This saga has shed serious light on a significant flaw in South Australia's heritage protection planning laws. These laws focus almost entirely on our built form and exclude consideration of our state's cultural and social heritage. The result is that heritage places like the Cranker, which are of huge social significance to the community, can be bought by developers and gutted with only the facade remaining.

It is absurd to think that our laws allow a developer to hollow out a pub like the Cranker and convert it into the foyer of an apartment building and leave some of the exterior untouched. Cultural significance and ongoing social use should not be cast as being of lesser importance compared to the architectural or aesthetic significance in our planning and development processes.

Heritage is not simply about bricks and mortar; it is about the beating heart of our city and our state. The growing campaign to save the Cranker is living proof of this. It is clear to all that our planning laws simply are not fit for purpose. This motion is for the government to amend our laws, to plug these gaps by ensuring that the social and cultural value of heritage places is considered as part of any development assessment process. We need to do this before SA's heritage is lost forever.

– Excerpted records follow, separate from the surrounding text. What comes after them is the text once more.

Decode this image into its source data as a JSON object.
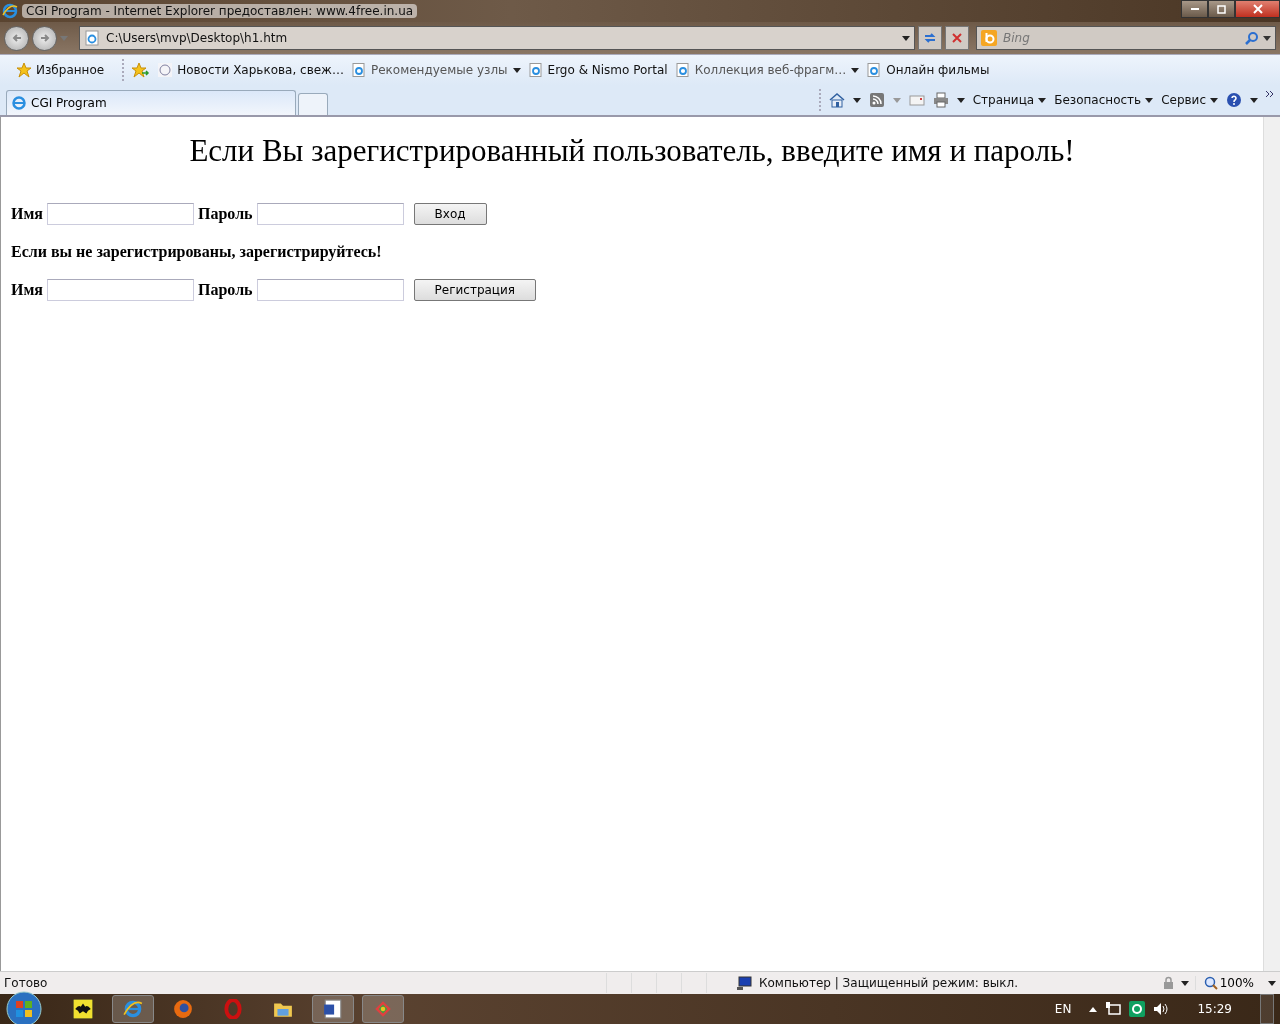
{
  "window": {
    "title": "CGI Program - Internet Explorer предоставлен: www.4free.in.ua"
  },
  "address_bar": {
    "value": "C:\\Users\\mvp\\Desktop\\h1.htm"
  },
  "search": {
    "placeholder": "Bing"
  },
  "favorites_bar": {
    "favorites_button": "Избранное",
    "links": [
      {
        "label": "Новости Харькова, свеж…",
        "kind": "site"
      },
      {
        "label": "Рекомендуемые узлы",
        "kind": "folder"
      },
      {
        "label": "Ergo & Nismo Portal",
        "kind": "page"
      },
      {
        "label": "Коллекция веб-фрагм…",
        "kind": "folder"
      },
      {
        "label": "Онлайн фильмы",
        "kind": "page"
      }
    ]
  },
  "tabs": [
    {
      "label": "CGI Program",
      "selected": true
    }
  ],
  "command_bar": {
    "menus": [
      "Страница",
      "Безопасность",
      "Сервис"
    ]
  },
  "page": {
    "heading": "Если Вы зарегистрированный пользователь, введите имя и пароль!",
    "login_form": {
      "name_label": "Имя",
      "password_label": "Пароль",
      "button": "Вход"
    },
    "register_prompt": "Если вы не зарегистрированы, зарегистрируйтесь!",
    "register_form": {
      "name_label": "Имя",
      "password_label": "Пароль",
      "button": "Регистрация"
    }
  },
  "status_bar": {
    "status": "Готово",
    "zone": "Компьютер | Защищенный режим: выкл.",
    "zoom": "100%"
  },
  "taskbar": {
    "apps": [
      {
        "kind": "batman",
        "running": false
      },
      {
        "kind": "ie",
        "running": true
      },
      {
        "kind": "firefox",
        "running": false
      },
      {
        "kind": "opera",
        "running": false
      },
      {
        "kind": "folder",
        "running": false
      },
      {
        "kind": "word",
        "running": true
      },
      {
        "kind": "tool",
        "running": true
      }
    ],
    "language": "EN",
    "clock": "15:29"
  }
}
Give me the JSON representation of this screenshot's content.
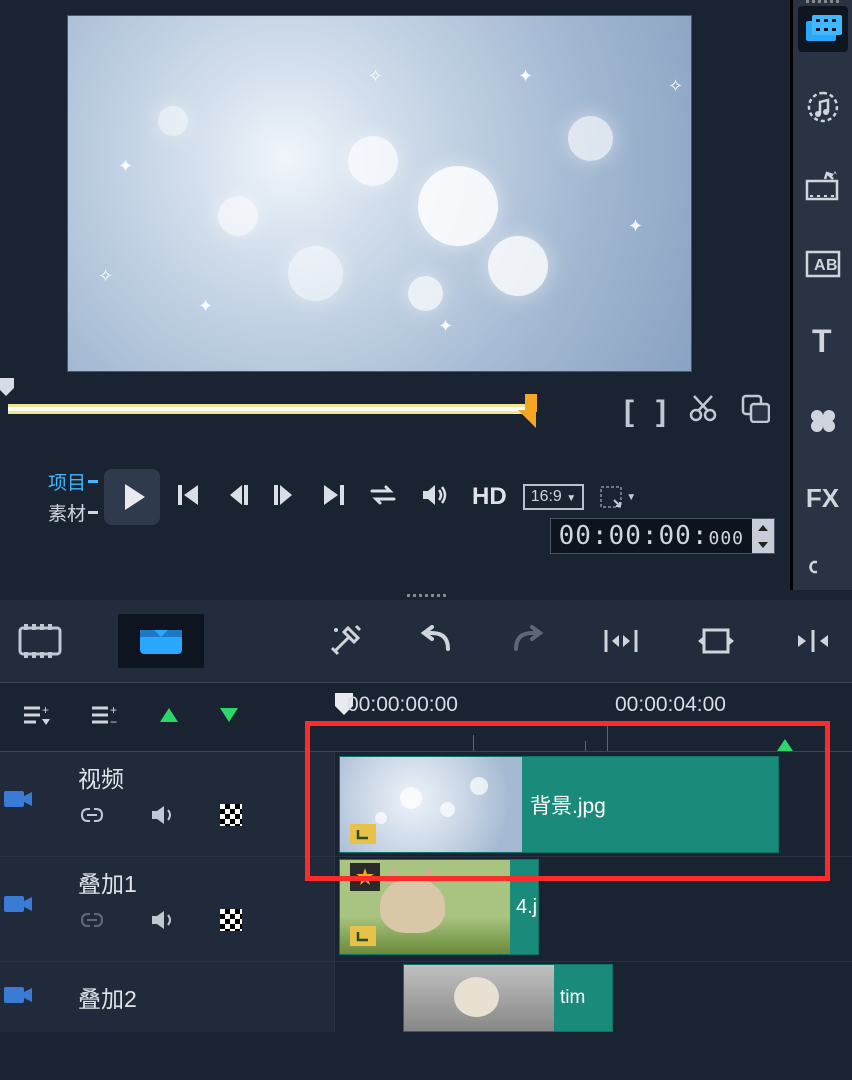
{
  "preview": {
    "mode_active": "项目",
    "mode_inactive": "素材",
    "hd_label": "HD",
    "ratio_label": "16:9",
    "timecode": "00:00:00:",
    "timecode_ms": "000",
    "tools": {
      "mark_in": "[",
      "mark_out": "]"
    }
  },
  "right_toolbar": {
    "items": [
      "media-library",
      "audio",
      "effects",
      "ab-compare",
      "title",
      "graphics",
      "fx",
      "link"
    ],
    "fx_label": "FX"
  },
  "timeline_ruler": {
    "t0": "00:00:00:00",
    "t1": "00:00:04:00"
  },
  "tracks": [
    {
      "name": "视频",
      "clip_label": "背景.jpg"
    },
    {
      "name": "叠加1",
      "clip_label": "4.j"
    },
    {
      "name": "叠加2",
      "clip_label": "tim"
    }
  ]
}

The Labor Party is the architect of this failed planning regime. They are the architect of this failed planning regime which so often excludes community views and is blind to our city's cultural life, but Labor also has the power to fix this. The Labor Party has been in power for 18 of the last 30 years in South Australia. They own this failed planning system, they own this planning mess, they own the consequences that flow from it. They need to take action and they need to step up and fix it.

We need a planning system that actually serves the interests of the community, not developers. It is time for the Cranker and other pubs like it to finally get the protection they deserve. Save the Cranker! I commend the motion.

Debate adjourned on motion of Hon. R.B. Martin.